Earlier this week I took a walk around town with my camera. Though the growing season is coming to an end, and Irene definitely took its toll along the shore, many homes' gardens were still quite colorful. Above, a beautiful salmon-colored rose.
Wild Asters along the side of the road. There is a lavender variety as well as this bright white version, blooming this time of year.
Pink tea roses still flowering in front of one of the banks downtown.
I'm not sure what' the name of this shrub is with red berries. It's not a Holly, which have "berried" by now, too.
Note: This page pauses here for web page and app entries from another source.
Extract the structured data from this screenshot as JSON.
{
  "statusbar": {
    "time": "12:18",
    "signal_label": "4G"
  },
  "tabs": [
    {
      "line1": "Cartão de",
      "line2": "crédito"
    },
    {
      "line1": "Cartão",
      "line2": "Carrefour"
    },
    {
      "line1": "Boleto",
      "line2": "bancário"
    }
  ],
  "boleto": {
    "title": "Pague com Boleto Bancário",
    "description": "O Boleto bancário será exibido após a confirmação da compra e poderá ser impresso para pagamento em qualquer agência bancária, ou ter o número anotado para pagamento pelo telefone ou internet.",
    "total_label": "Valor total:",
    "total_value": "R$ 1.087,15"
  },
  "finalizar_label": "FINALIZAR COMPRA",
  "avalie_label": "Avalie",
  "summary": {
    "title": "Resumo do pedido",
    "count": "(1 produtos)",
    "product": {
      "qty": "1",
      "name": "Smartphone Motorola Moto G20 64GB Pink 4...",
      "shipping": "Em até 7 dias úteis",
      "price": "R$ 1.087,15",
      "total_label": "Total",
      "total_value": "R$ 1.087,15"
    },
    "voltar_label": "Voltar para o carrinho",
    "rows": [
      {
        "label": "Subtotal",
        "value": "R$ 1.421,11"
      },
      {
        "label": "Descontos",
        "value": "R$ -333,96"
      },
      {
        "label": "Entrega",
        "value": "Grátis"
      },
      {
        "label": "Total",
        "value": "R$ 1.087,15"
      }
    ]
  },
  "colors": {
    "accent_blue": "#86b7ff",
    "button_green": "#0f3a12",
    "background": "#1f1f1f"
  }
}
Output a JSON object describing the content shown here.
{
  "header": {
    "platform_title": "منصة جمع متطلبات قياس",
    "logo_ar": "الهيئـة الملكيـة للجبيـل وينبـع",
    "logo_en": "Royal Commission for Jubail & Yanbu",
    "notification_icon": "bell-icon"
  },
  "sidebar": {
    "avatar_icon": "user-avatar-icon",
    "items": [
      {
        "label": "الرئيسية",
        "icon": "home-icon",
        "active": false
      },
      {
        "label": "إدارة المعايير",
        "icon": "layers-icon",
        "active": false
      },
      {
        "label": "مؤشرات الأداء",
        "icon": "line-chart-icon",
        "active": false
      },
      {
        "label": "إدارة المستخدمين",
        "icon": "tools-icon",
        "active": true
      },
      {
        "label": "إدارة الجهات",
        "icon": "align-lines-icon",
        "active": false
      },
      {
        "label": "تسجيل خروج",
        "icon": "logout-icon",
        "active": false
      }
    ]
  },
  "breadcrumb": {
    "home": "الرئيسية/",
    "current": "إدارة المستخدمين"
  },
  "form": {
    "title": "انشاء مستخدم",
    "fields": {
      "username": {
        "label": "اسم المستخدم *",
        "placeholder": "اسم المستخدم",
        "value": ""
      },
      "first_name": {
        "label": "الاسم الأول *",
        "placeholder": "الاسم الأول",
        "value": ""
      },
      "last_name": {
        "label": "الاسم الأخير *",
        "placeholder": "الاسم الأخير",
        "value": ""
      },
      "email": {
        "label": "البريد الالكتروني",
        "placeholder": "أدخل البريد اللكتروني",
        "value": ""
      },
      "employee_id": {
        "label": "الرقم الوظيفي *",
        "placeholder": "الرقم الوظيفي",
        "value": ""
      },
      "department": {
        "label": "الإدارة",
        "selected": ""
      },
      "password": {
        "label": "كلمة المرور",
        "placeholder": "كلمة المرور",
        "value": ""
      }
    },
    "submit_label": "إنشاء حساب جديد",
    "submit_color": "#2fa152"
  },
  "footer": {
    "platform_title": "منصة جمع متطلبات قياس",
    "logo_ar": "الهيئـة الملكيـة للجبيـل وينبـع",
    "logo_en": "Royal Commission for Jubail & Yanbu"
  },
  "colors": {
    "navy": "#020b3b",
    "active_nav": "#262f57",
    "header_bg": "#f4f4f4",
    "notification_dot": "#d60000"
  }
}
Hollies have very shiny, dark green leaves with "points" on them, and these were a normal medium green, soft to the touch. The entire 6-foot shrub was covered in red berries.
A really pretty yellow rose. The "hips" where earlier flowers had bloomed and fallen off were really that purplish/aqua color. So distinctive!
Purple coneflowers in three stages of flowering. This plant is also known as echinacea, a medicinal herbal supplement.
Hibiscus in a very pretty salmon hue. Most of the ones around town are bright pink; these were more subtle. Well, as subtle as 6-inch wide flowers that look like they just stepped out of a fairy tale can be!
These "backhouse" flowers are planted at the base of a stop sign! I don't know their real name, but they were frequently planted around colonial outhouses, or backhouses, because they can grow to a height of 6 feet tall, thus hiding the outdoor privies.
A small clump of mini-carnations (Dianthus) was still blooming in mid September. They are usually late spring flowers. Mine have been done flowering since June. I was surprised to find these abloom!
Another beautiful rose, just about the "last rose of summer." Unlike many townspeople that seem to feel you are invading their privacy if you photograph their flowers (from the road, no less!), the woman whose garden this rose was in couldn't have been nicer, coming out to talk to me about gardening and photography. This rose had a gorgeous aroma, unlike the salmon rose at the top of this post, which had no scent at all.
A particularly nice shade of dusty pink autumn sedums. Bees absolutely love these flowers. I have some in my yard, and at this time of year, they are covered in honeybees.